Apr 1, 2013

The Florida Senate meets in an organizational session. This same group was recently caught doing the Harlem Shake in Senate Chambers.

We're nearly halfway through the legislative session, and your roving Capitol bureau reporters are ready for a nap.

We'll need one, since the busiest days are still weeks away.

It was quiet at the Capitol in the days before Easter. So this seemed like a good time to share some observations made while covering the Florida Legislature.

Everybody chews gum. Lawmakers and lobbyists in particular can, in fact, walk and chew gum at the same time.

You quickly learn how important fresh breath can be when people are in your face all day advocating for a cause or giving an interview.

Every Tallahassee retailer should have a well-stocked supply of minty fresh gum.

Not all politicians have mastered the art of the sound bite. Why do some lawmakers get their names in the news more than others? I'd like to tell you it's because they are doing something that will positively change your life, but really it's because they say stuff that's interesting.

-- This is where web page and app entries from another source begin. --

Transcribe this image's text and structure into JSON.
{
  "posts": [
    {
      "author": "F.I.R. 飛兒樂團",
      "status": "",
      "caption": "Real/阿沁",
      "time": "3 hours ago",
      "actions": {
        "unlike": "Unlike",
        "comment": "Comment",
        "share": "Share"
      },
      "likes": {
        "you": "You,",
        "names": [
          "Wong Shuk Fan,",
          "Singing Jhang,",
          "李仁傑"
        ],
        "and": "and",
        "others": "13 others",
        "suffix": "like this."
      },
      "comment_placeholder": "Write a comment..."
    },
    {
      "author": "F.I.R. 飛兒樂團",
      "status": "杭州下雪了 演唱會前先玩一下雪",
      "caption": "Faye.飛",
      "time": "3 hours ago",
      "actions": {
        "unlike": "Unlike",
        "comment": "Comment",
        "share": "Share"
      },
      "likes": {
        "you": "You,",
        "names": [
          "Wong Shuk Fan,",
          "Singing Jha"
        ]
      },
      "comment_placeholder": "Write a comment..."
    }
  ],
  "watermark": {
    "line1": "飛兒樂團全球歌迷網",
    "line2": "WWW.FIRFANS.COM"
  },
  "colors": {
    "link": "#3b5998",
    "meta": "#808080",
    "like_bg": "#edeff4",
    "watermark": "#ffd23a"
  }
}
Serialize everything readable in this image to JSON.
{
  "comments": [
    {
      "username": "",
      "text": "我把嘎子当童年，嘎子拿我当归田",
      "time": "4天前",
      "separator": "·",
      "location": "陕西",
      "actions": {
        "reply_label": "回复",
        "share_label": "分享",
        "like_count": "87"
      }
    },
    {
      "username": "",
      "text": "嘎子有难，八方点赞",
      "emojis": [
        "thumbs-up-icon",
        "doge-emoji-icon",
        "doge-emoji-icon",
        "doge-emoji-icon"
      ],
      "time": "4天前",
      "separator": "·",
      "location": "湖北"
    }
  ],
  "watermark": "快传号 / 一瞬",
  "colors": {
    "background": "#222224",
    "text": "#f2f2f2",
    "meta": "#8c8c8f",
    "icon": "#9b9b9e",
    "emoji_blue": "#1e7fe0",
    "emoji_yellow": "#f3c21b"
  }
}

Those who regurgitate talking points are no fun, unlike those who speak their minds. Reporters prefer interview subjects who will say things that keep the audience tuned in.

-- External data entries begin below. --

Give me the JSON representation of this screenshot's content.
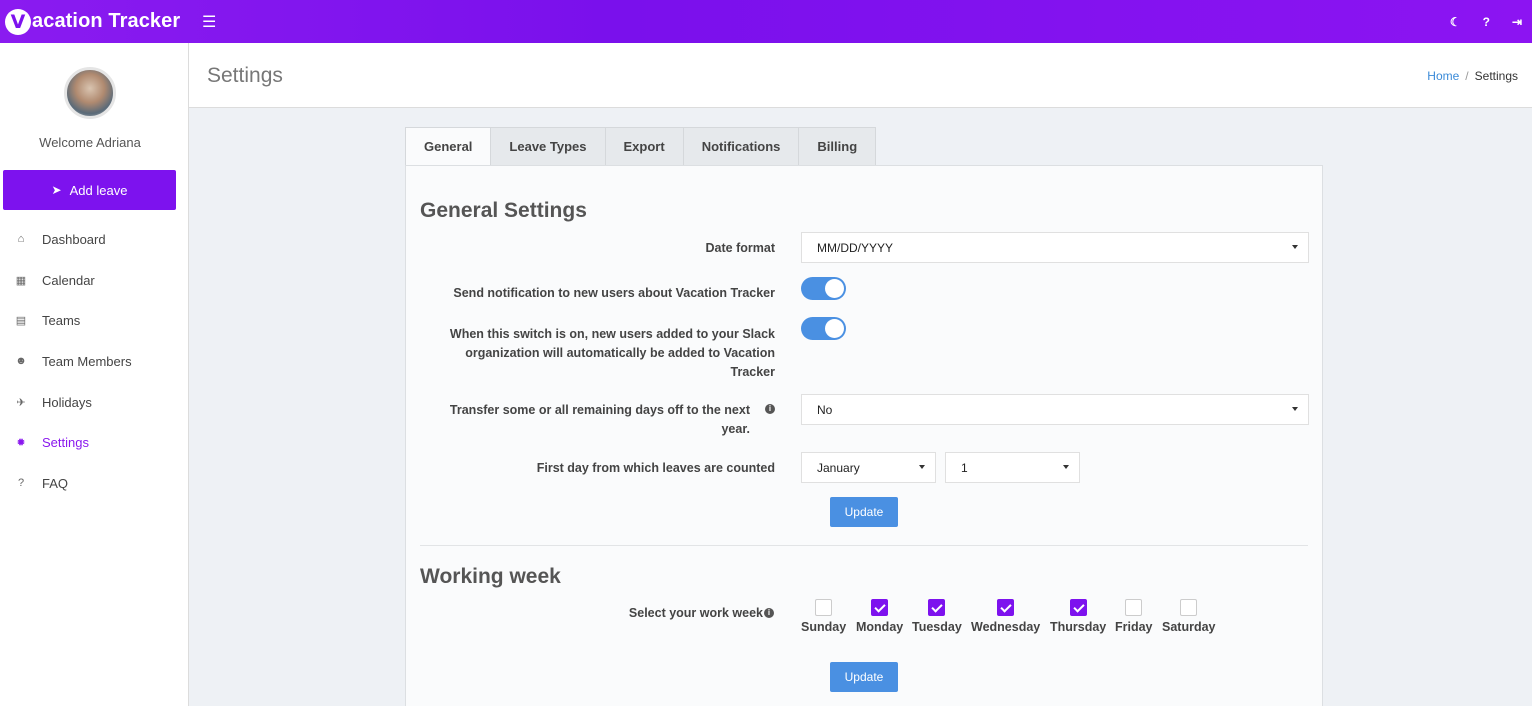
{
  "app": {
    "logo_letter": "V",
    "name_rest": "acation Tracker"
  },
  "topbar": {
    "menu_icon": "☰",
    "moon_icon": "☾",
    "help_icon": "?",
    "logout_icon": "⇥"
  },
  "sidebar": {
    "welcome": "Welcome Adriana",
    "add_leave": "Add leave",
    "items": [
      {
        "label": "Dashboard",
        "icon": "⌂"
      },
      {
        "label": "Calendar",
        "icon": "▦"
      },
      {
        "label": "Teams",
        "icon": "▤"
      },
      {
        "label": "Team Members",
        "icon": "☻"
      },
      {
        "label": "Holidays",
        "icon": "✈"
      },
      {
        "label": "Settings",
        "icon": "✹"
      },
      {
        "label": "FAQ",
        "icon": "?"
      }
    ],
    "active_item": "Settings"
  },
  "header": {
    "title": "Settings",
    "breadcrumb_home": "Home",
    "breadcrumb_sep": "/",
    "breadcrumb_current": "Settings"
  },
  "tabs": [
    "General",
    "Leave Types",
    "Export",
    "Notifications",
    "Billing"
  ],
  "active_tab": "General",
  "general": {
    "heading": "General Settings",
    "date_format_label": "Date format",
    "date_format_value": "MM/DD/YYYY",
    "notify_label": "Send notification to new users about Vacation Tracker",
    "notify_on": true,
    "auto_add_label": "When this switch is on, new users added to your Slack organization will automatically be added to Vacation Tracker",
    "auto_add_on": true,
    "transfer_label": "Transfer some or all remaining days off to the next year.",
    "transfer_value": "No",
    "first_day_label": "First day from which leaves are counted",
    "first_day_month": "January",
    "first_day_day": "1",
    "update_label": "Update"
  },
  "working_week": {
    "heading": "Working week",
    "select_label": "Select your work week",
    "days": [
      {
        "name": "Sunday",
        "checked": false
      },
      {
        "name": "Monday",
        "checked": true
      },
      {
        "name": "Tuesday",
        "checked": true
      },
      {
        "name": "Wednesday",
        "checked": true
      },
      {
        "name": "Thursday",
        "checked": true
      },
      {
        "name": "Friday",
        "checked": false
      },
      {
        "name": "Saturday",
        "checked": false
      }
    ],
    "update_label": "Update"
  },
  "colors": {
    "brand": "#7d12ee",
    "accent_blue": "#4a90e2"
  }
}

Audio plugs in the committee meeting rooms are all different. This is a confounding bane for radio reporters new to the beat.

You never know which plug or adapter will be necessary for your recorder. This is an issue if you are worried about producing a radio story with people other than yourself saying interesting things.

Fashion at the Capitol gives new meaning to the term "Suits." Suits are everywhere. Even in an outside, humid, high noon, sun-beating-down-on-us news conference, the men are wearing stifling pinstripe suits.

I'm amazed at how many of them DON'T SWEAT. How can this be?  Is it Botox? Are air conditioners sewn into those pinstripe sleeves?

Lawmakers are people, too. Yes, they are politicians, but they have families, friends, pets.

Many of them are small-business owners.

They have pictures of kids and grandkids lining their desks.

And they cry, as we saw this week during the Senate memorial service for the late Sen. Larcenia Bullard. Sen. Jack Latvala ended his teary farewell with, "We love you, Larcenia, and we'll miss you a lot."